Each year the National Book Foundation presents awards to winners in four categories: fiction, nonfiction, poetry and young people's literature.
The four winners were announced in a ceremony in New York hosted by Mika Brzezinski, co-host of MSNBC's "Morning Joe."
Established in 1950, the National Book Award is one of the most prestigious literary awards in the United States. Past recipients include William Faulkner, Alice Walker, Philip Roth and Adrienne Rich.
The winners were narrowed down from a pool of 1,432 submissions. A panel of writers, literary critics and booksellers in each category came up with a list of 10 titles announced in September and narrowed it down to five finalists in October.
The New York Times coverage of the awards can be found here.
Here are this year's winners:
The Good Lord Bird, by James McBride
Henry Shackleford is a young slave living in the Kansas Territory in 1857, when the region is a battleground between anti- and pro-slavery forces. When John Brown, the legendary abolitionist, arrives in the area, an argument between Brown and Henry's master quickly turns violent. Henry is forced to leave town--with Brown, who believes he's a girl. Over the ensuing months, Henry--whom Brown nicknames Little Onion--conceals his true identity as he struggles to stay alive. Eventually Little Onion finds himself with Brown at the historic raid on Harper's Ferry in 1859--one of the great catalysts for the Civil War. An absorbing mixture of history and imagination.
James McBride is an accomplished musician and author of the American classic The Color of Water.New York Times review.
Going Clear: Scientology, Hollywood, and the prison of belief, by Lawrence Wright
A clear-sighted revelation, a deep penetration into the world of Scientology by the Pulitzer Prize-winning author of The Looming Tower, the now-classic study of al-Qaeda's 9/11 attack. Based on more than two hundred personal interviews with current and former Scientologists--both famous and less well known--and years of archival research, Wright uses his investigative ability to uncover for us the inner workings of the Church of Scientology.
Incarnadine: poems, by Mary Szybist
ary Szybist's richly imagined encounters offer intimate spaces and stagings for experiences that are exploratory and sometimes explosive.
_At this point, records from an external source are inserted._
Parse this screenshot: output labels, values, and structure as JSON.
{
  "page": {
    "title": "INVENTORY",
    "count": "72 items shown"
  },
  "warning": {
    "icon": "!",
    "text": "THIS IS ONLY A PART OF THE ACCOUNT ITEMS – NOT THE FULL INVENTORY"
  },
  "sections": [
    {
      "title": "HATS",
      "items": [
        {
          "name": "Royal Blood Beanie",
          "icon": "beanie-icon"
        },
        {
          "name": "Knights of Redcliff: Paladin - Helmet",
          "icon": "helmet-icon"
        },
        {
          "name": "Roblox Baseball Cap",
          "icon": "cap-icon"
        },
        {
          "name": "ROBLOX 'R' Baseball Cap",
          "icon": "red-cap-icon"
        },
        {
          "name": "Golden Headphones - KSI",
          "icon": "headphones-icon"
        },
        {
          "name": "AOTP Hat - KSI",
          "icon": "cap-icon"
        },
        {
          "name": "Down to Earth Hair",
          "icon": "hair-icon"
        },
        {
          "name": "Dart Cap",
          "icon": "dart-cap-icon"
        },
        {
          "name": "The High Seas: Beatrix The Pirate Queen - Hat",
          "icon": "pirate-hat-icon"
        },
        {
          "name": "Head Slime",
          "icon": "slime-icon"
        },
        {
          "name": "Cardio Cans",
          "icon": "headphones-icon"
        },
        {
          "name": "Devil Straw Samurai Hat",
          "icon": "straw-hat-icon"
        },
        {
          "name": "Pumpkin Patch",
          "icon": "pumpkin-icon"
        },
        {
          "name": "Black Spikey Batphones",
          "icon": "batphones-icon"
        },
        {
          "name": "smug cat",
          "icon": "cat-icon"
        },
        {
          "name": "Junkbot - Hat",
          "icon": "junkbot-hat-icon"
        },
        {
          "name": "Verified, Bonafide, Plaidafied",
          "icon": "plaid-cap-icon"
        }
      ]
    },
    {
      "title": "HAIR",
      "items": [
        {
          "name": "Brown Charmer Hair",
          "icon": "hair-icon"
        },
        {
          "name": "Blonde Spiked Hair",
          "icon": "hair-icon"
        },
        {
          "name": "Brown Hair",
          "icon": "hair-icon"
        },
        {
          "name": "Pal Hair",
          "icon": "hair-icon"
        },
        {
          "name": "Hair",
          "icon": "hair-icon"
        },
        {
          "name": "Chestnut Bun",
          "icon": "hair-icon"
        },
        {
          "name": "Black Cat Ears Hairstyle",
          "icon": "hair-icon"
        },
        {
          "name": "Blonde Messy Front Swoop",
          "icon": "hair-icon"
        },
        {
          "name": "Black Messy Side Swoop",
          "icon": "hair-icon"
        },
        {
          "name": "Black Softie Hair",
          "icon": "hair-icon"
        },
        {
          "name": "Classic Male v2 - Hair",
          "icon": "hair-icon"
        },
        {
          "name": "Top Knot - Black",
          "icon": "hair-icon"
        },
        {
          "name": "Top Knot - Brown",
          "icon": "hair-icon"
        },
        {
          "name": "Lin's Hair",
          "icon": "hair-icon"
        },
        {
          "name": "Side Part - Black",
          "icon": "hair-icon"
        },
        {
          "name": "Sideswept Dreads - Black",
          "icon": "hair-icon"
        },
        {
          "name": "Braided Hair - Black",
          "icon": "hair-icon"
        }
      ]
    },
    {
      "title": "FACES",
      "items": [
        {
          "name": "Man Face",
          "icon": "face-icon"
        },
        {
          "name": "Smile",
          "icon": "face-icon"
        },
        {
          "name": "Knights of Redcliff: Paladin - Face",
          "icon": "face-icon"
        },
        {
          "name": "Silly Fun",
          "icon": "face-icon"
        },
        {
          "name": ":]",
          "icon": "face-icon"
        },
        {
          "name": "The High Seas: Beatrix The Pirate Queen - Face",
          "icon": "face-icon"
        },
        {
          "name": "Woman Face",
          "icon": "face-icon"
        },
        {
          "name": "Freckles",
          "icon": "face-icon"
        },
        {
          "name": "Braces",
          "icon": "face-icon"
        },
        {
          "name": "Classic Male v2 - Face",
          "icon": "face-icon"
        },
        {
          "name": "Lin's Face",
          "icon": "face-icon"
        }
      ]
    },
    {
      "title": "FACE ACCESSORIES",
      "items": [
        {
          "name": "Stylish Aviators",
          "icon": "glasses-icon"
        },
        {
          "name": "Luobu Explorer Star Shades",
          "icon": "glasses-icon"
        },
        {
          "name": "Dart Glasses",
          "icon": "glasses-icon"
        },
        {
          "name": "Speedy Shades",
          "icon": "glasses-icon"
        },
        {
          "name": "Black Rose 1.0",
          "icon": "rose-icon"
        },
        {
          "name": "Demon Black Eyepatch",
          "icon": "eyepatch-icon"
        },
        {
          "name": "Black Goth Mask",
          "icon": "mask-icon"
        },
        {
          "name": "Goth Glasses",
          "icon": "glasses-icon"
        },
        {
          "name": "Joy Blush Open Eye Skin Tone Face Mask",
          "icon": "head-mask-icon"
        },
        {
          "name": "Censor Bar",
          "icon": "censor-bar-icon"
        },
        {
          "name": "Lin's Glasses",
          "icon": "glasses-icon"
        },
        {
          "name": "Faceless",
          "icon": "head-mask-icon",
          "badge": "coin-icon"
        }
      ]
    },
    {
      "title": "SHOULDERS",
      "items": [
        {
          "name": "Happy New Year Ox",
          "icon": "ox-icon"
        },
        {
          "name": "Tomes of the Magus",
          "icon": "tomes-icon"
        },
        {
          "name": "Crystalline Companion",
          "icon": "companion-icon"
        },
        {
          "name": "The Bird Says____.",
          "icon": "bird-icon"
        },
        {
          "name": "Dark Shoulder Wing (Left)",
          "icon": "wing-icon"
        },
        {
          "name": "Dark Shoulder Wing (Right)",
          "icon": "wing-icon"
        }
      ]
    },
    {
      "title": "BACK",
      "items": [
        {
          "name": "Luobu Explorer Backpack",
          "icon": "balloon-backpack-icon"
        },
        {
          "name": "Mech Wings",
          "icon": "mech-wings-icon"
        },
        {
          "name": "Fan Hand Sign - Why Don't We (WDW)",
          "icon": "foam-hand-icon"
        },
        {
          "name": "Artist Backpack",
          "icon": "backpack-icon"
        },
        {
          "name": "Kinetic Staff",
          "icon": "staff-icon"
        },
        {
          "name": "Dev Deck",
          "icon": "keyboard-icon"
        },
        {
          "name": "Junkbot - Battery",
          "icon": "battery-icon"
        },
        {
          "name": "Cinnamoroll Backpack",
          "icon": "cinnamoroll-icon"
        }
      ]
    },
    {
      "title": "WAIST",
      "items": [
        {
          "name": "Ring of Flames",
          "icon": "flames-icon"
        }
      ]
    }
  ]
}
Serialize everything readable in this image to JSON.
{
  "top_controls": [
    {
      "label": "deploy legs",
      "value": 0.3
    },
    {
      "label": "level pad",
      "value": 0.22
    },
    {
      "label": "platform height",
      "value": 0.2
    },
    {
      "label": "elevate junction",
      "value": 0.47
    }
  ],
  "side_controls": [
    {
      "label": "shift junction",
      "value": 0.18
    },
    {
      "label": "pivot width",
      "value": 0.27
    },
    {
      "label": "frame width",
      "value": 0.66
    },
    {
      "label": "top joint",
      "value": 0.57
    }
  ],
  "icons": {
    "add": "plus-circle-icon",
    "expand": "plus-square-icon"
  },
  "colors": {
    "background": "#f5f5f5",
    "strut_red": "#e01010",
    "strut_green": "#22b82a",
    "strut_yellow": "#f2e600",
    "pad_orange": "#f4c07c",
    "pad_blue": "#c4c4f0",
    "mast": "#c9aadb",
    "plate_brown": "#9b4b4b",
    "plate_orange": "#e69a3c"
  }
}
Through the lens of an iconic moment, the Annunciation of an unsettling angel to a bodily young woman, Szybist describes the confusion and even terror of moments in which our longing for the spiritual may also be a longing for what is most fundamentally alien to us. In a world where we are so often asked to choose sides, to believe or not believe, to embrace or reject, Incarnadine offers lyrical and brilliantly inventive alternatives.
Young People's Literature
The Thing About Luck, by Cynthia Kadohata
Summer knows that kouun means "good luck" in Japanese, and this year her family has none of it. Just when she thinks nothing else can possibly go wrong, an emergency whisks her parents away to Japan--right before harvest season. Summer and her little brother, Jaz, are left in the care of their grandparents, who come out of retirement in order to harvest wheat and help pay the bills. The thing about Obaachan and Jiichan is that they are old-fashioned and demanding, and between helping Obaachan cook for the workers, covering for her when her back pain worsens, and worrying about her lonely little brother, Summer just barely has time to notice the attentions of their boss's cute son. But notice she does, and what begins as a welcome distraction from the hard work soon turns into a mess of its own. Having thoroughly disappointed her grandmother, Summer figures the bad luck must be finished--but then it gets worse. And when that happens, Summer has to figure out how to change it herself, even if it means further displeasing Obaachan. Because it might be the only way to save her family.